The reactions on social media expressed not only conflicting positions regarding the nuclear agreement and the government’s policies, but also diverse assessments regarding the expected impact of Trump’s decision on Iran’s economic situation. Many users expressed grave concern over the worsening of the economic crisis following the renewal of the sanctions. “We are advancing at the speed of light toward economic collapse,” one user warned. Users cast doubt on the willingness of other Western countries, especially European states, to stand with Iran and to oppose renewed economic sanctions. Doubts were also raised regarding the government’s ability to provide effective solutions in light of the resumption of sanctions. One user questioned President Rouhani’s statement that he had a plan ready in case Trump withdrew from the nuclear agreement. “If this plan is similar to his plan for controlling of the price of the dollar, there is nothing to worry about,” one user responded sarcastically, referring to the continued collapse of Iran’s local currency, the rial. Conversely, other users minimized the importance of the US withdrawal from the agreement, contending that it did not obligate the remaining signatories, and because its benefit to the ordinary Iranian citizen was limited in any case. Amir Ebtehaj, a journalist, tweeted that the nuclear agreement had not changed anything for Iranian workers, and that there was no significant difference between their situation before and after the agreement.
The voices of users who supported the US administration’s decision were not absent from the social media discourse. They expressed the hope that increasing pressure on Iran would lead to political change and the collapse of the Islamic regime, especially considering the popular protests that have continued in recent months. Many users used the hashtags #ThankYouTrump and #WeAreCaptives, the latter echoing Trump’s statement announcing withdrawal from the agreement, in which he described the Iranian peoples as captives of a tyrannical regime ever since the Islamic revolution. Although it is impossible to assess the extent to which this position reflects the views of the Iranian public, it is clear that it was voiced mainly by Iranian exiles who, because they reside abroad, are scarcely affected by the impact of the economic sanctions.
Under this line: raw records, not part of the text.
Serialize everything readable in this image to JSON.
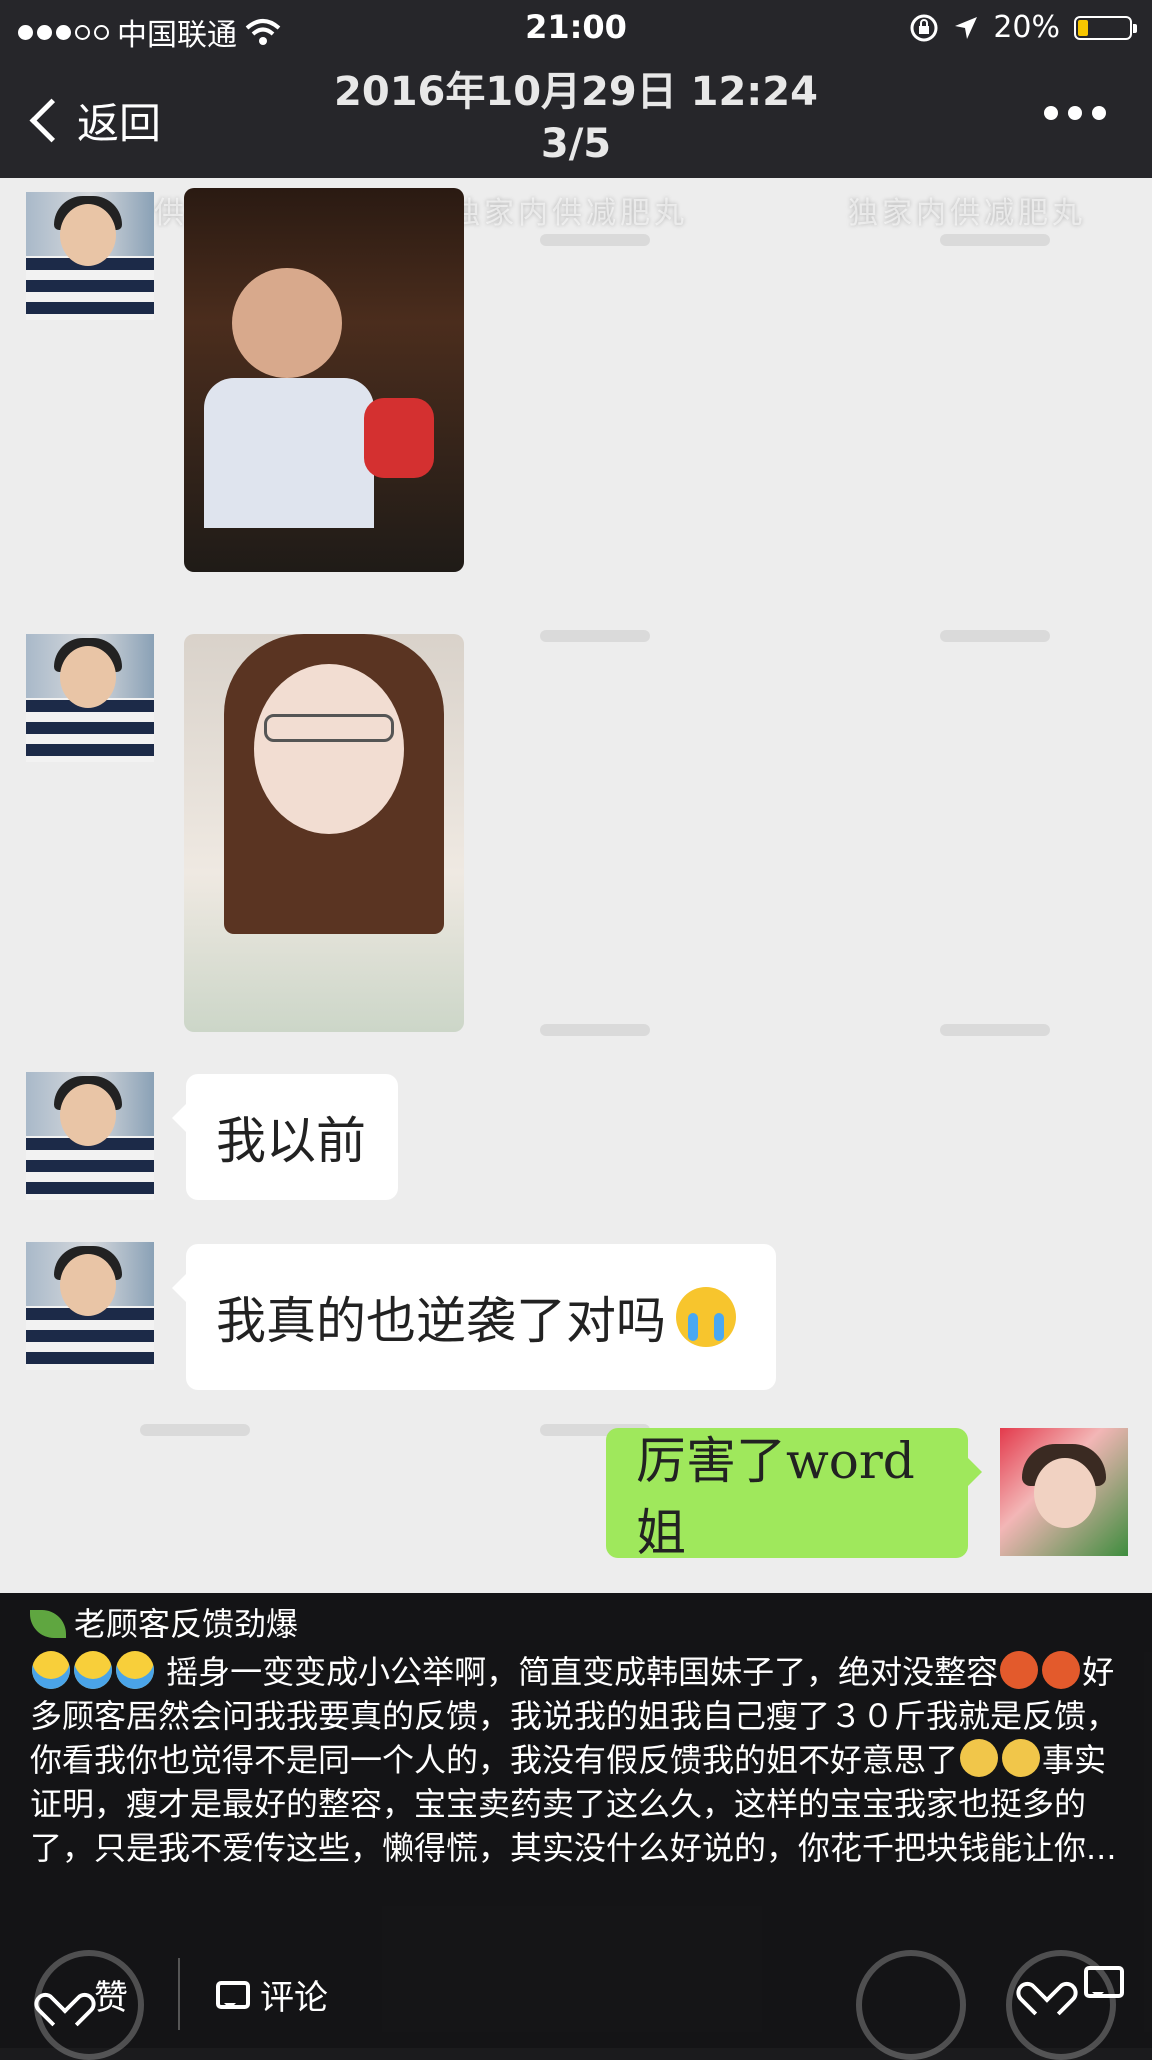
{
  "status_bar": {
    "carrier": "中国联通",
    "time": "21:00",
    "battery_percent": "20%",
    "battery_level": 0.2,
    "signal_bars_filled": 3,
    "signal_bars_total": 5
  },
  "nav": {
    "back_label": "返回",
    "date_line": "2016年10月29日 12:24",
    "page_counter": "3/5"
  },
  "screenshot": {
    "watermarks": [
      "独家内供减肥丸",
      "独家内供减肥丸",
      "独家内供减肥丸"
    ],
    "messages": [
      {
        "side": "left",
        "type": "image",
        "desc": "photo"
      },
      {
        "side": "left",
        "type": "image",
        "desc": "photo"
      },
      {
        "side": "left",
        "type": "text",
        "text": "我以前"
      },
      {
        "side": "left",
        "type": "text",
        "text": "我真的也逆袭了对吗"
      },
      {
        "side": "right",
        "type": "text",
        "text": "厉害了word姐"
      }
    ]
  },
  "post": {
    "title": "老顾客反馈劲爆",
    "body_part1": "摇身一变变成小公举啊，简直变成韩国妹子了，绝对没整容",
    "body_part2": "好多顾客居然会问我我要真的反馈，我说我的姐我自己瘦了３０斤我就是反馈，你看我你也觉得不是同一个人的，我没有假反馈我的姐不好意思了",
    "body_part3": "事实证明，瘦才是最好的整容，宝宝卖药卖了这么久，这样的宝宝我家也挺多的了，只是我不爱传这些，懒得慌，其实没什么好说的，你花千把块钱能让你..."
  },
  "actions": {
    "like_label": "赞",
    "comment_label": "评论"
  },
  "colors": {
    "bar_bg": "#26262a",
    "chat_bg": "#ededed",
    "green_bubble": "#9fe85c",
    "battery_fill": "#f7c600"
  }
}
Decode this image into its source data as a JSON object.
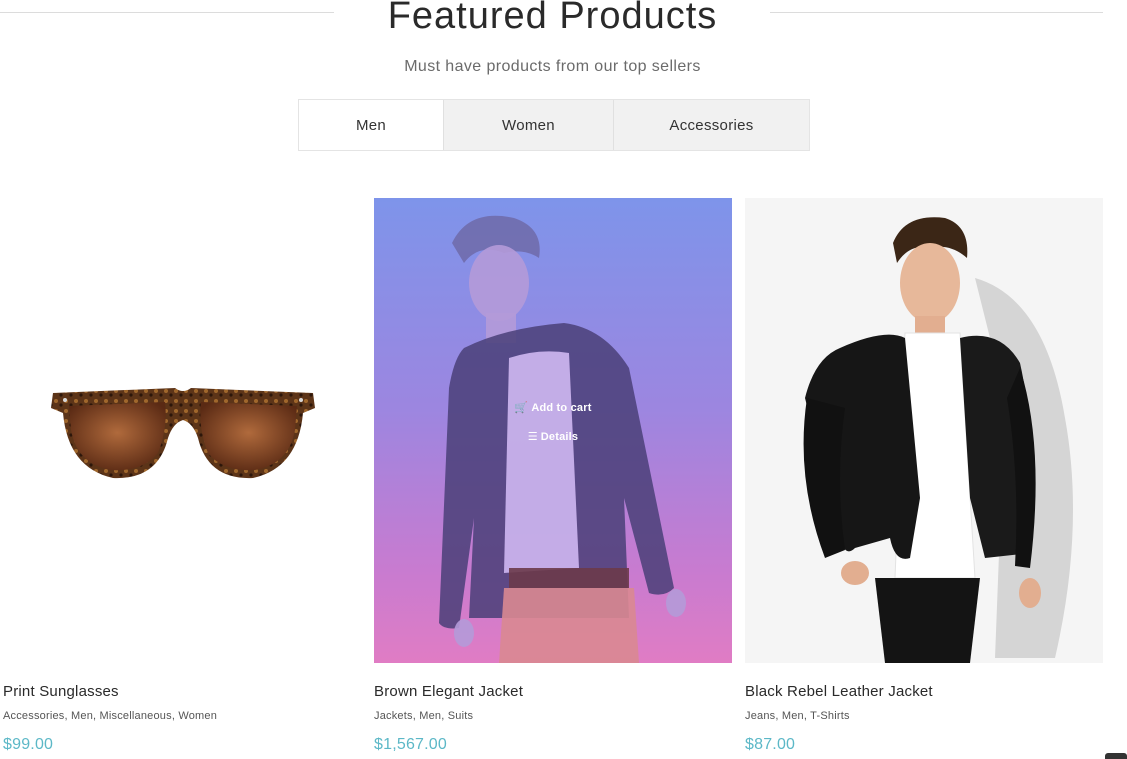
{
  "section": {
    "title": "Featured Products",
    "subtitle": "Must have products from our top sellers"
  },
  "tabs": [
    {
      "label": "Men",
      "active": true
    },
    {
      "label": "Women",
      "active": false
    },
    {
      "label": "Accessories",
      "active": false
    }
  ],
  "products": [
    {
      "name": "Print Sunglasses",
      "categories": "Accessories, Men, Miscellaneous, Women",
      "price": "$99.00",
      "image_icon": "sunglasses-image"
    },
    {
      "name": "Brown Elegant Jacket",
      "categories": "Jackets, Men, Suits",
      "price": "$1,567.00",
      "image_icon": "man-in-blazer-image",
      "hover_actions": {
        "add_to_cart": "Add to cart",
        "details": "Details"
      }
    },
    {
      "name": "Black Rebel Leather Jacket",
      "categories": "Jeans, Men, T-Shirts",
      "price": "$87.00",
      "image_icon": "man-in-leather-jacket-image"
    }
  ],
  "colors": {
    "price": "#5cb8c7",
    "hover_gradient_top": "#7e94ea",
    "hover_gradient_bottom": "#e07cc4",
    "tab_inactive_bg": "#f1f1f1"
  }
}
The discourse on Iranian social media surrounding the US withdrawal from the nuclear agreement exposes the complex positions of the Iranian public, and may help assess its response to the restitution of external pressure on the country. On the one hand, the users’ reactions reflect the intensity of their fear of the agreement’s collapse and the renewal of the sanctions that might exacerbate Iran’s economic crisis. This scenario is expected to thoroughly destroy citizens’ hopes for economic improvement, strengthen criticism of the regime’s policy, and cause an upsurge in popular protests. On the other hand, they express widespread public opposition to the policy of sanctions, which have long been perceived in Iran as an illegitimate means of pressure imposed by the West that harms not only the regime, but mainly ordinary citizens. This approach may serve the regime to mobilize public support against the West, which will be portrayed as bearing primary responsibility for exacerbating the economic distress of the ordinary Iranian citizen.